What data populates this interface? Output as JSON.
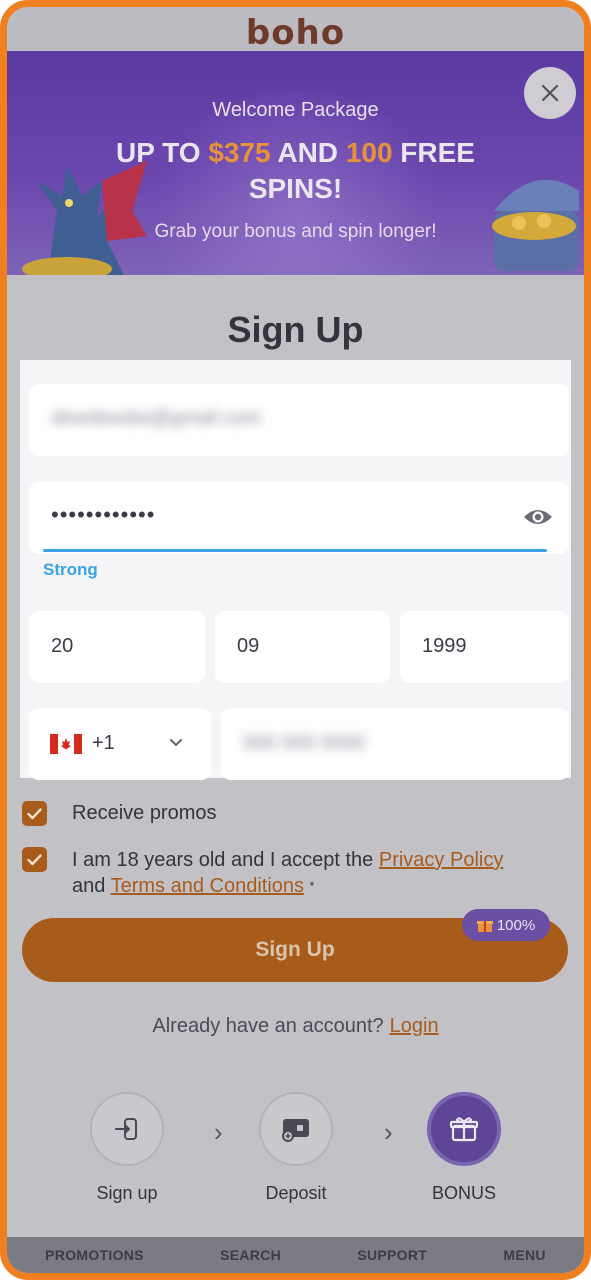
{
  "app": {
    "logo": "boho"
  },
  "banner": {
    "subtitle": "Welcome Package",
    "title_parts": [
      "UP TO ",
      "$375",
      " AND ",
      "100",
      " FREE SPINS!"
    ],
    "description": "Grab your bonus and spin longer!",
    "close_icon": "close-icon"
  },
  "form": {
    "title": "Sign Up",
    "email_value": "dewdewdw@gmail.com",
    "password_value": "••••••••••••",
    "password_strength": "Strong",
    "dob_day": "20",
    "dob_month": "09",
    "dob_year": "1999",
    "phone_country_code": "+1",
    "phone_country": "Canada",
    "phone_value": "000 000 0000",
    "receive_promos_label": "Receive promos",
    "receive_promos_checked": true,
    "terms_text_1": "I am 18 years old and I accept the ",
    "privacy_policy_link": "Privacy Policy",
    "terms_text_2": "and ",
    "terms_link": "Terms and Conditions",
    "terms_required_mark": "*",
    "terms_checked": true,
    "submit_label": "Sign Up",
    "progress_badge": "100%",
    "login_prompt": "Already have an account?",
    "login_link": "Login"
  },
  "steps": [
    {
      "label": "Sign up",
      "icon": "sign-in-icon"
    },
    {
      "label": "Deposit",
      "icon": "wallet-icon"
    },
    {
      "label": "BONUS",
      "icon": "gift-icon"
    }
  ],
  "bottom_nav": [
    "PROMOTIONS",
    "SEARCH",
    "SUPPORT",
    "MENU"
  ],
  "colors": {
    "accent_orange": "#f07f1f",
    "primary_purple": "#5e4595",
    "strength_blue": "#3aa3e6"
  }
}
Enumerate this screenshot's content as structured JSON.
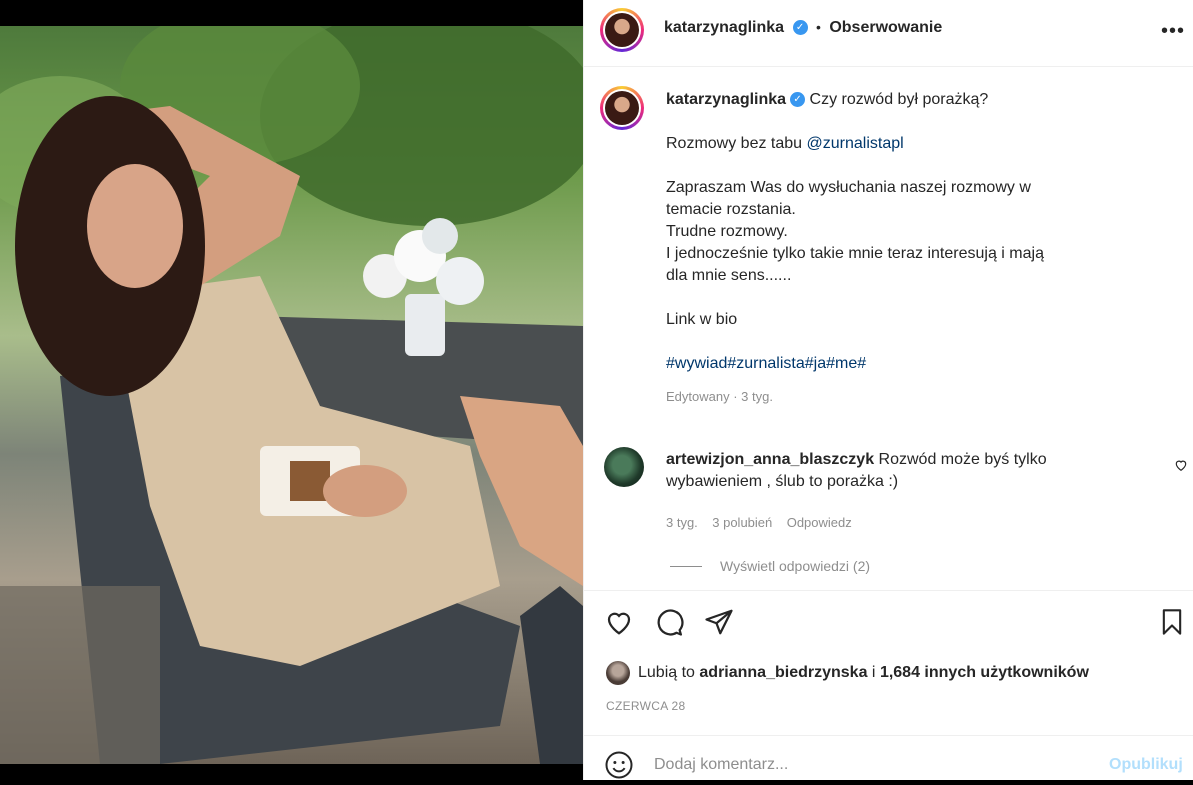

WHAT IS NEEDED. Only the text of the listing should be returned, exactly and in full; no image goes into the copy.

TASK OUTPUT.
What data populates this interface? Output as JSON.
{
  "app": {
    "logo": "boho"
  },
  "banner": {
    "subtitle": "Welcome Package",
    "title_parts": [
      "UP TO ",
      "$375",
      " AND ",
      "100",
      " FREE SPINS!"
    ],
    "description": "Grab your bonus and spin longer!",
    "close_icon": "close-icon"
  },
  "form": {
    "title": "Sign Up",
    "email_value": "dewdewdw@gmail.com",
    "password_value": "••••••••••••",
    "password_strength": "Strong",
    "dob_day": "20",
    "dob_month": "09",
    "dob_year": "1999",
    "phone_country_code": "+1",
    "phone_country": "Canada",
    "phone_value": "000 000 0000",
    "receive_promos_label": "Receive promos",
    "receive_promos_checked": true,
    "terms_text_1": "I am 18 years old and I accept the ",
    "privacy_policy_link": "Privacy Policy",
    "terms_text_2": "and ",
    "terms_link": "Terms and Conditions",
    "terms_required_mark": "*",
    "terms_checked": true,
    "submit_label": "Sign Up",
    "progress_badge": "100%",
    "login_prompt": "Already have an account?",
    "login_link": "Login"
  },
  "steps": [
    {
      "label": "Sign up",
      "icon": "sign-in-icon"
    },
    {
      "label": "Deposit",
      "icon": "wallet-icon"
    },
    {
      "label": "BONUS",
      "icon": "gift-icon"
    }
  ],
  "bottom_nav": [
    "PROMOTIONS",
    "SEARCH",
    "SUPPORT",
    "MENU"
  ],
  "colors": {
    "accent_orange": "#f07f1f",
    "primary_purple": "#5e4595",
    "strength_blue": "#3aa3e6"
  }
}
Enumerate this screenshot's content as structured JSON.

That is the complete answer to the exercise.